__Your task__:
From the entries below, gather each line containing the word "before".

__Data records__:

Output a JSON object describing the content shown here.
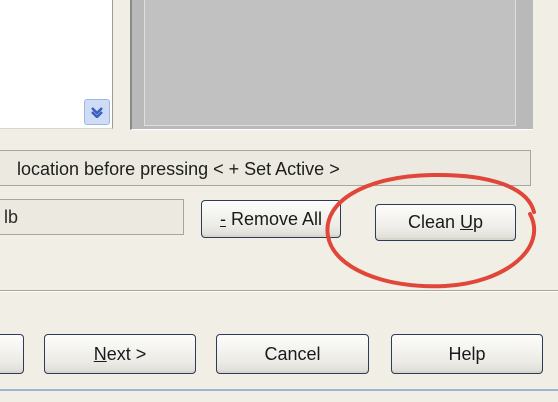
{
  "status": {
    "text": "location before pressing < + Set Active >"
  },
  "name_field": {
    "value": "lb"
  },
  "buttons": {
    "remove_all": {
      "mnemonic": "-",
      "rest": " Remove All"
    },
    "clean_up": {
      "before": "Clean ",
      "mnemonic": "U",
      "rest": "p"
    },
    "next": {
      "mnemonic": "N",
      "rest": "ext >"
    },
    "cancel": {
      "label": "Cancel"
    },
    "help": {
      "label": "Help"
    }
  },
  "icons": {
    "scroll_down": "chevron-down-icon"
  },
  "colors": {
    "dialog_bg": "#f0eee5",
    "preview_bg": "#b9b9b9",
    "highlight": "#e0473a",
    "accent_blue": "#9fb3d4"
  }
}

__Result__:
    "text": "location before pressing < + Set Active >"
      "before": "Clean ",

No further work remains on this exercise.